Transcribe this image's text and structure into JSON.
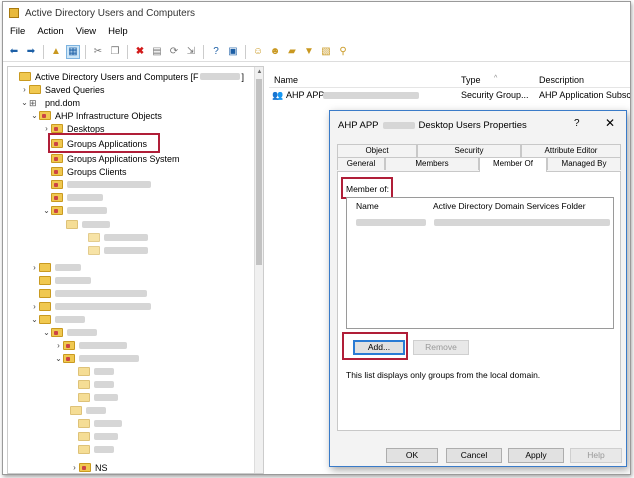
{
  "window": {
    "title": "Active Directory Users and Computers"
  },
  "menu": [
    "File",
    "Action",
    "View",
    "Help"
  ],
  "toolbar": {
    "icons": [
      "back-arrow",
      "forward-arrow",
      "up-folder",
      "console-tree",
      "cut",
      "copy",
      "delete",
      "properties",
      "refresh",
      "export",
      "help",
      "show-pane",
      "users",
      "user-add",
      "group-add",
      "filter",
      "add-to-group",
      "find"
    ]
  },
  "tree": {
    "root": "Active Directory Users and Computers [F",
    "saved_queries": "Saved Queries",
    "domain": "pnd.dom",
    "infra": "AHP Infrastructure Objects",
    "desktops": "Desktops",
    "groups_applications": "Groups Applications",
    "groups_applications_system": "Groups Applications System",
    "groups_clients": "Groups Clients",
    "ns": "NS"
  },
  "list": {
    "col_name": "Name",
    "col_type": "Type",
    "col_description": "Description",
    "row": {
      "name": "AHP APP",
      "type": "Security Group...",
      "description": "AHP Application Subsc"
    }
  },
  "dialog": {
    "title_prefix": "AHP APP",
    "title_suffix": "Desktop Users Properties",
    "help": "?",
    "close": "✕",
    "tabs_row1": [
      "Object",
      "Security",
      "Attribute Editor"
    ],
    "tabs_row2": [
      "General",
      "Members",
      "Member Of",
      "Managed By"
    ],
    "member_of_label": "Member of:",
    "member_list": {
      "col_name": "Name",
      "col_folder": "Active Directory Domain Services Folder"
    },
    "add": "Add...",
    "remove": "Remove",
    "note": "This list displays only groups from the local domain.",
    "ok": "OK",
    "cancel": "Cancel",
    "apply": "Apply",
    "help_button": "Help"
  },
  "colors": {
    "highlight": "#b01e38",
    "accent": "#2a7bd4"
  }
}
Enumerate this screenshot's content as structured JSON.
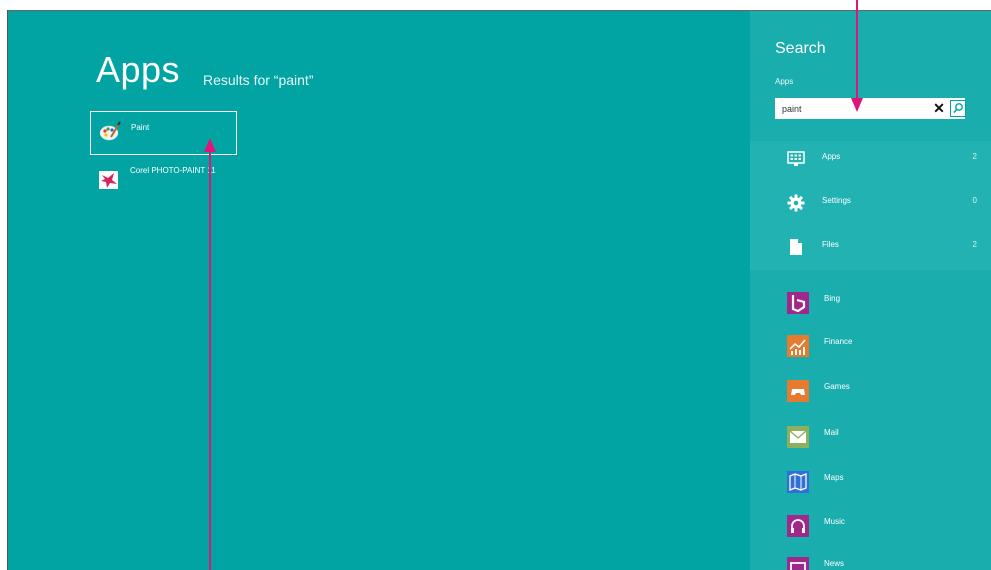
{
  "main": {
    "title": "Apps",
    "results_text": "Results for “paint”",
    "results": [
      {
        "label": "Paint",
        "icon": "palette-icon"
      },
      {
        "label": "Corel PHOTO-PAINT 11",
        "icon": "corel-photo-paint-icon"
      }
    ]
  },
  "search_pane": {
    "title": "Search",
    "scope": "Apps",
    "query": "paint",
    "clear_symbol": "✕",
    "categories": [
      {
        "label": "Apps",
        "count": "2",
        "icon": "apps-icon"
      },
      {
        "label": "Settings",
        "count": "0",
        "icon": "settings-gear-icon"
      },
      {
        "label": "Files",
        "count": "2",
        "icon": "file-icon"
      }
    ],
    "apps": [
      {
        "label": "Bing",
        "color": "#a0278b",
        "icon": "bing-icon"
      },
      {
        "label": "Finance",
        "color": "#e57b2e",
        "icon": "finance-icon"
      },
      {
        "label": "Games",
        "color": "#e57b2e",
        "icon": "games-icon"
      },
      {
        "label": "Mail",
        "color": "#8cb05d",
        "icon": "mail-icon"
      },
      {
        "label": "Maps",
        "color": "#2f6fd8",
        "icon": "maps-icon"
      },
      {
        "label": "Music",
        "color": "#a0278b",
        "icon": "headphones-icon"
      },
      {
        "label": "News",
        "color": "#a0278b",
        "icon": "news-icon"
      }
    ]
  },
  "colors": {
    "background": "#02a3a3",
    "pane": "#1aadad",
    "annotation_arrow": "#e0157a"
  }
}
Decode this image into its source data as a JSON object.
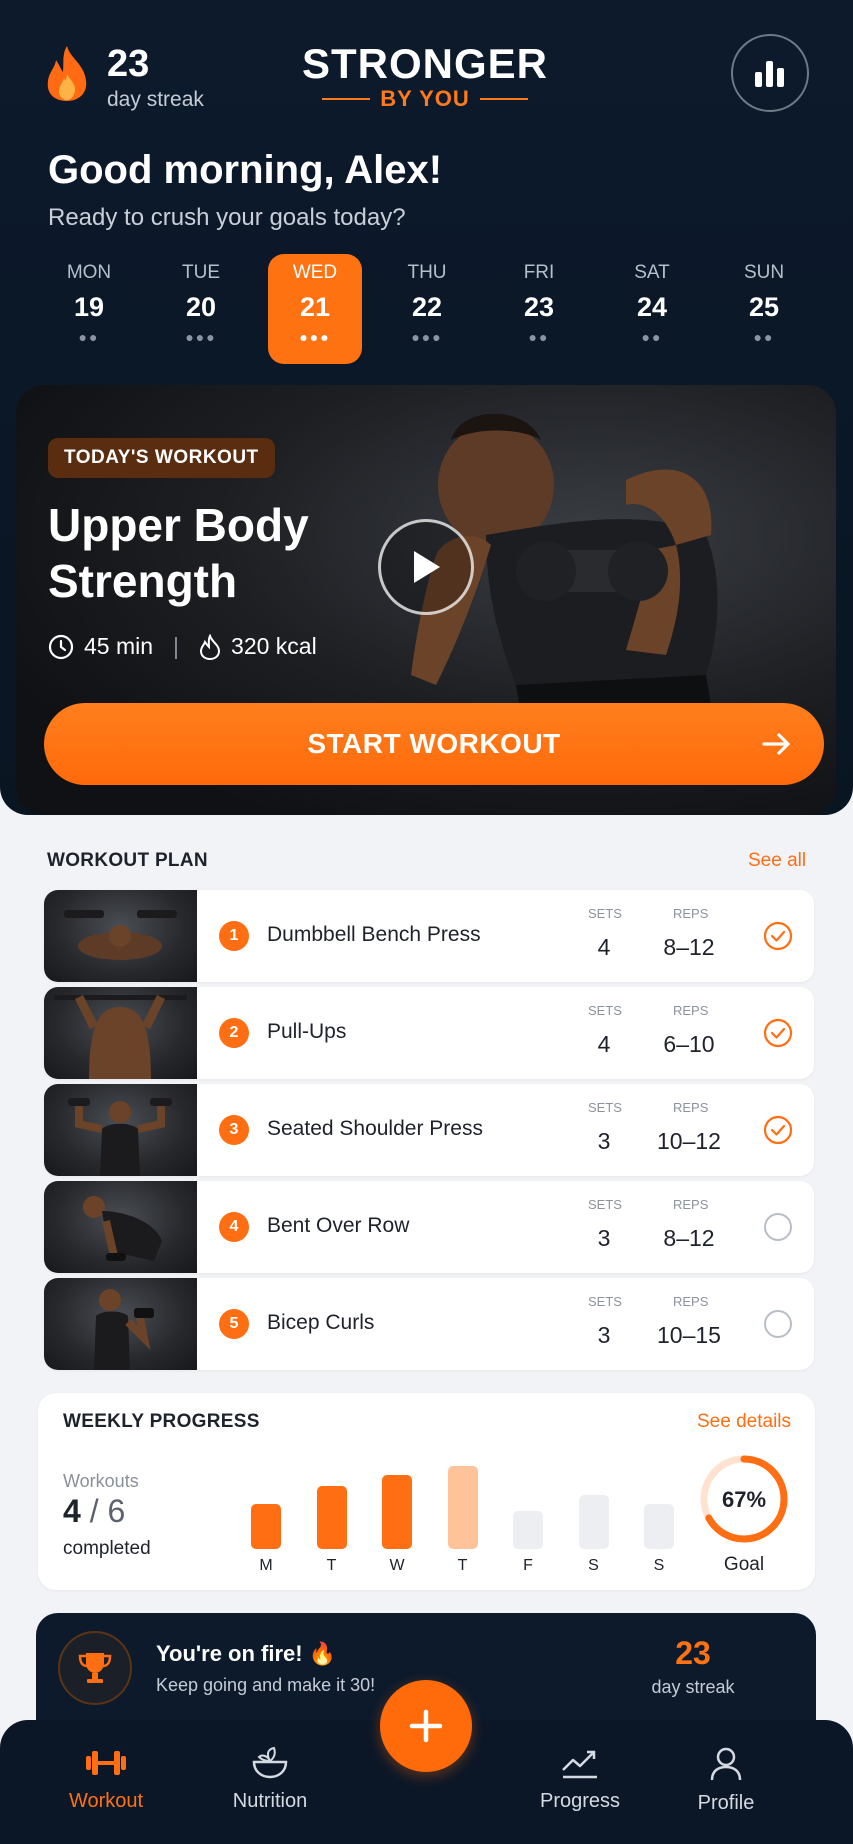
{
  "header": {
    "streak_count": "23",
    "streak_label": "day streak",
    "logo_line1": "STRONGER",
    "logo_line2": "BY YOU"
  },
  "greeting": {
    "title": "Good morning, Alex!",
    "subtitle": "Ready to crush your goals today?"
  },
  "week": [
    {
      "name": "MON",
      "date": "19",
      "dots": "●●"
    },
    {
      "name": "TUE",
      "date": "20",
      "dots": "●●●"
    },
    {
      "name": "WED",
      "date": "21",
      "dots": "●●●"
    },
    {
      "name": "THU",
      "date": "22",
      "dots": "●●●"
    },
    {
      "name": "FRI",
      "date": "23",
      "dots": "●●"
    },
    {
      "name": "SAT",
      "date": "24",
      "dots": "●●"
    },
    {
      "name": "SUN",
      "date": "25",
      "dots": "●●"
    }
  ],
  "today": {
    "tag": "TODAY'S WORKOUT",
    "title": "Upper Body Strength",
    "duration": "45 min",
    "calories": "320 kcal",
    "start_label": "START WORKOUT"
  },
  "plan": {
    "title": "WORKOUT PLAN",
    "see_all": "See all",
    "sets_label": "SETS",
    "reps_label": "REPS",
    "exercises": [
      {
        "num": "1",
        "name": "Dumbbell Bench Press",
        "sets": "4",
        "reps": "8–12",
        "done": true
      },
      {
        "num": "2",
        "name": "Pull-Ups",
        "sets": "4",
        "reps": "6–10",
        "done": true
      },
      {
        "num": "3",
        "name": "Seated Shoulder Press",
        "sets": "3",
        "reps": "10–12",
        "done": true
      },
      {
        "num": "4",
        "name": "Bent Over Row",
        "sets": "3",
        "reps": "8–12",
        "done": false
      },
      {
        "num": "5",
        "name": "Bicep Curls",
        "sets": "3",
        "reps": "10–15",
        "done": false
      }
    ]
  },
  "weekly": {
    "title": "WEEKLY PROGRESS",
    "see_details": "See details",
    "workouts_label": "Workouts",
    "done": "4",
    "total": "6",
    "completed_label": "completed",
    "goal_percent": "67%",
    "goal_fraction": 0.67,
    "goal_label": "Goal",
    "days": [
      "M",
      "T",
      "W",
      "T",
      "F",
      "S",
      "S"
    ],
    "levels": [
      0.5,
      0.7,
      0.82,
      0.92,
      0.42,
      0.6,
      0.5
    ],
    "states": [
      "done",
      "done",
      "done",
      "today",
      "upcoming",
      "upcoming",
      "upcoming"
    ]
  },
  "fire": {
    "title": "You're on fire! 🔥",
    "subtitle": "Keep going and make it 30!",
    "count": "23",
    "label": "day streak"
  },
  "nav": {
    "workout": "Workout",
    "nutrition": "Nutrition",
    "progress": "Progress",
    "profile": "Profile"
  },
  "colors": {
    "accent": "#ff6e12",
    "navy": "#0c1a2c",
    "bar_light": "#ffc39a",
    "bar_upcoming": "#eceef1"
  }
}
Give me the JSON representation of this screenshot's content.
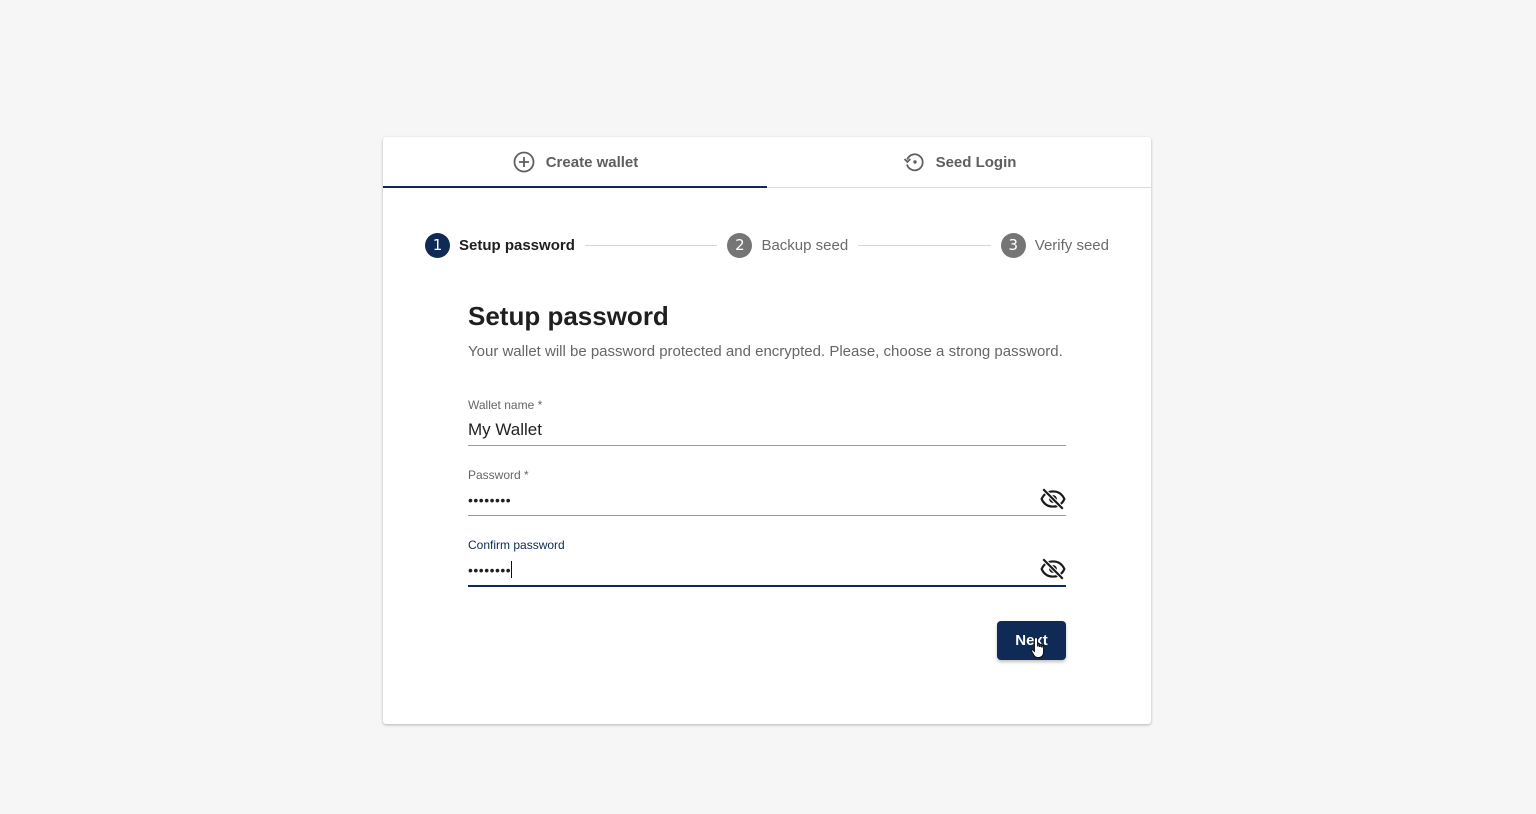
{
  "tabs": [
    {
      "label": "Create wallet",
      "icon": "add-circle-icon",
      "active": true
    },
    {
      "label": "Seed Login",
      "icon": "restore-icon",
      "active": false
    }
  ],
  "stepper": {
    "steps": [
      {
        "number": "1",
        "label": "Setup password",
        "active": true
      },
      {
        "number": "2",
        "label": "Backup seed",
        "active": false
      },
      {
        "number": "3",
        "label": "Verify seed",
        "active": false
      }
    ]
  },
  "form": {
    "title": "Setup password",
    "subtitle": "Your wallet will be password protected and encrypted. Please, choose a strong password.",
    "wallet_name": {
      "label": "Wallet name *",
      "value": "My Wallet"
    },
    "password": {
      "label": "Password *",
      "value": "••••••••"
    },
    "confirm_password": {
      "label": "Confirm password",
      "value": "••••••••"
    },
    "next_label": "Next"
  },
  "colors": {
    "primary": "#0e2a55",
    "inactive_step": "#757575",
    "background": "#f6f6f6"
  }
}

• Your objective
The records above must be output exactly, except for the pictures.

• Answer space
Transcribe this image's text and structure into JSON.
{
  "window": {
    "title": "Active Directory Users and Computers"
  },
  "menu": [
    "File",
    "Action",
    "View",
    "Help"
  ],
  "toolbar": {
    "icons": [
      "back-arrow",
      "forward-arrow",
      "up-folder",
      "console-tree",
      "cut",
      "copy",
      "delete",
      "properties",
      "refresh",
      "export",
      "help",
      "show-pane",
      "users",
      "user-add",
      "group-add",
      "filter",
      "add-to-group",
      "find"
    ]
  },
  "tree": {
    "root": "Active Directory Users and Computers [F",
    "saved_queries": "Saved Queries",
    "domain": "pnd.dom",
    "infra": "AHP Infrastructure Objects",
    "desktops": "Desktops",
    "groups_applications": "Groups Applications",
    "groups_applications_system": "Groups Applications System",
    "groups_clients": "Groups Clients",
    "ns": "NS"
  },
  "list": {
    "col_name": "Name",
    "col_type": "Type",
    "col_description": "Description",
    "row": {
      "name": "AHP APP",
      "type": "Security Group...",
      "description": "AHP Application Subsc"
    }
  },
  "dialog": {
    "title_prefix": "AHP APP",
    "title_suffix": "Desktop Users Properties",
    "help": "?",
    "close": "✕",
    "tabs_row1": [
      "Object",
      "Security",
      "Attribute Editor"
    ],
    "tabs_row2": [
      "General",
      "Members",
      "Member Of",
      "Managed By"
    ],
    "member_of_label": "Member of:",
    "member_list": {
      "col_name": "Name",
      "col_folder": "Active Directory Domain Services Folder"
    },
    "add": "Add...",
    "remove": "Remove",
    "note": "This list displays only groups from the local domain.",
    "ok": "OK",
    "cancel": "Cancel",
    "apply": "Apply",
    "help_button": "Help"
  },
  "colors": {
    "highlight": "#b01e38",
    "accent": "#2a7bd4"
  }
}
Enumerate this screenshot's content as structured JSON.
{
  "main": {
    "title": "Apps",
    "results_text": "Results for “paint”",
    "results": [
      {
        "label": "Paint",
        "icon": "palette-icon"
      },
      {
        "label": "Corel PHOTO-PAINT 11",
        "icon": "corel-photo-paint-icon"
      }
    ]
  },
  "search_pane": {
    "title": "Search",
    "scope": "Apps",
    "query": "paint",
    "clear_symbol": "✕",
    "categories": [
      {
        "label": "Apps",
        "count": "2",
        "icon": "apps-icon"
      },
      {
        "label": "Settings",
        "count": "0",
        "icon": "settings-gear-icon"
      },
      {
        "label": "Files",
        "count": "2",
        "icon": "file-icon"
      }
    ],
    "apps": [
      {
        "label": "Bing",
        "color": "#a0278b",
        "icon": "bing-icon"
      },
      {
        "label": "Finance",
        "color": "#e57b2e",
        "icon": "finance-icon"
      },
      {
        "label": "Games",
        "color": "#e57b2e",
        "icon": "games-icon"
      },
      {
        "label": "Mail",
        "color": "#8cb05d",
        "icon": "mail-icon"
      },
      {
        "label": "Maps",
        "color": "#2f6fd8",
        "icon": "maps-icon"
      },
      {
        "label": "Music",
        "color": "#a0278b",
        "icon": "headphones-icon"
      },
      {
        "label": "News",
        "color": "#a0278b",
        "icon": "news-icon"
      }
    ]
  },
  "colors": {
    "background": "#02a3a3",
    "pane": "#1aadad",
    "annotation_arrow": "#e0157a"
  }
}
Decode this image into its source data as a JSON object.
{
  "header": {
    "streak_count": "23",
    "streak_label": "day streak",
    "logo_line1": "STRONGER",
    "logo_line2": "BY YOU"
  },
  "greeting": {
    "title": "Good morning, Alex!",
    "subtitle": "Ready to crush your goals today?"
  },
  "week": [
    {
      "name": "MON",
      "date": "19",
      "dots": "●●"
    },
    {
      "name": "TUE",
      "date": "20",
      "dots": "●●●"
    },
    {
      "name": "WED",
      "date": "21",
      "dots": "●●●"
    },
    {
      "name": "THU",
      "date": "22",
      "dots": "●●●"
    },
    {
      "name": "FRI",
      "date": "23",
      "dots": "●●"
    },
    {
      "name": "SAT",
      "date": "24",
      "dots": "●●"
    },
    {
      "name": "SUN",
      "date": "25",
      "dots": "●●"
    }
  ],
  "today": {
    "tag": "TODAY'S WORKOUT",
    "title": "Upper Body Strength",
    "duration": "45 min",
    "calories": "320 kcal",
    "start_label": "START WORKOUT"
  },
  "plan": {
    "title": "WORKOUT PLAN",
    "see_all": "See all",
    "sets_label": "SETS",
    "reps_label": "REPS",
    "exercises": [
      {
        "num": "1",
        "name": "Dumbbell Bench Press",
        "sets": "4",
        "reps": "8–12",
        "done": true
      },
      {
        "num": "2",
        "name": "Pull-Ups",
        "sets": "4",
        "reps": "6–10",
        "done": true
      },
      {
        "num": "3",
        "name": "Seated Shoulder Press",
        "sets": "3",
        "reps": "10–12",
        "done": true
      },
      {
        "num": "4",
        "name": "Bent Over Row",
        "sets": "3",
        "reps": "8–12",
        "done": false
      },
      {
        "num": "5",
        "name": "Bicep Curls",
        "sets": "3",
        "reps": "10–15",
        "done": false
      }
    ]
  },
  "weekly": {
    "title": "WEEKLY PROGRESS",
    "see_details": "See details",
    "workouts_label": "Workouts",
    "done": "4",
    "total": "6",
    "completed_label": "completed",
    "goal_percent": "67%",
    "goal_fraction": 0.67,
    "goal_label": "Goal",
    "days": [
      "M",
      "T",
      "W",
      "T",
      "F",
      "S",
      "S"
    ],
    "levels": [
      0.5,
      0.7,
      0.82,
      0.92,
      0.42,
      0.6,
      0.5
    ],
    "states": [
      "done",
      "done",
      "done",
      "today",
      "upcoming",
      "upcoming",
      "upcoming"
    ]
  },
  "fire": {
    "title": "You're on fire! 🔥",
    "subtitle": "Keep going and make it 30!",
    "count": "23",
    "label": "day streak"
  },
  "nav": {
    "workout": "Workout",
    "nutrition": "Nutrition",
    "progress": "Progress",
    "profile": "Profile"
  },
  "colors": {
    "accent": "#ff6e12",
    "navy": "#0c1a2c",
    "bar_light": "#ffc39a",
    "bar_upcoming": "#eceef1"
  }
}
Give me the JSON representation of this screenshot's content.
{
  "tabs": [
    {
      "label": "Create wallet",
      "icon": "add-circle-icon",
      "active": true
    },
    {
      "label": "Seed Login",
      "icon": "restore-icon",
      "active": false
    }
  ],
  "stepper": {
    "steps": [
      {
        "number": "1",
        "label": "Setup password",
        "active": true
      },
      {
        "number": "2",
        "label": "Backup seed",
        "active": false
      },
      {
        "number": "3",
        "label": "Verify seed",
        "active": false
      }
    ]
  },
  "form": {
    "title": "Setup password",
    "subtitle": "Your wallet will be password protected and encrypted. Please, choose a strong password.",
    "wallet_name": {
      "label": "Wallet name *",
      "value": "My Wallet"
    },
    "password": {
      "label": "Password *",
      "value": "••••••••"
    },
    "confirm_password": {
      "label": "Confirm password",
      "value": "••••••••"
    },
    "next_label": "Next"
  },
  "colors": {
    "primary": "#0e2a55",
    "inactive_step": "#757575",
    "background": "#f6f6f6"
  }
}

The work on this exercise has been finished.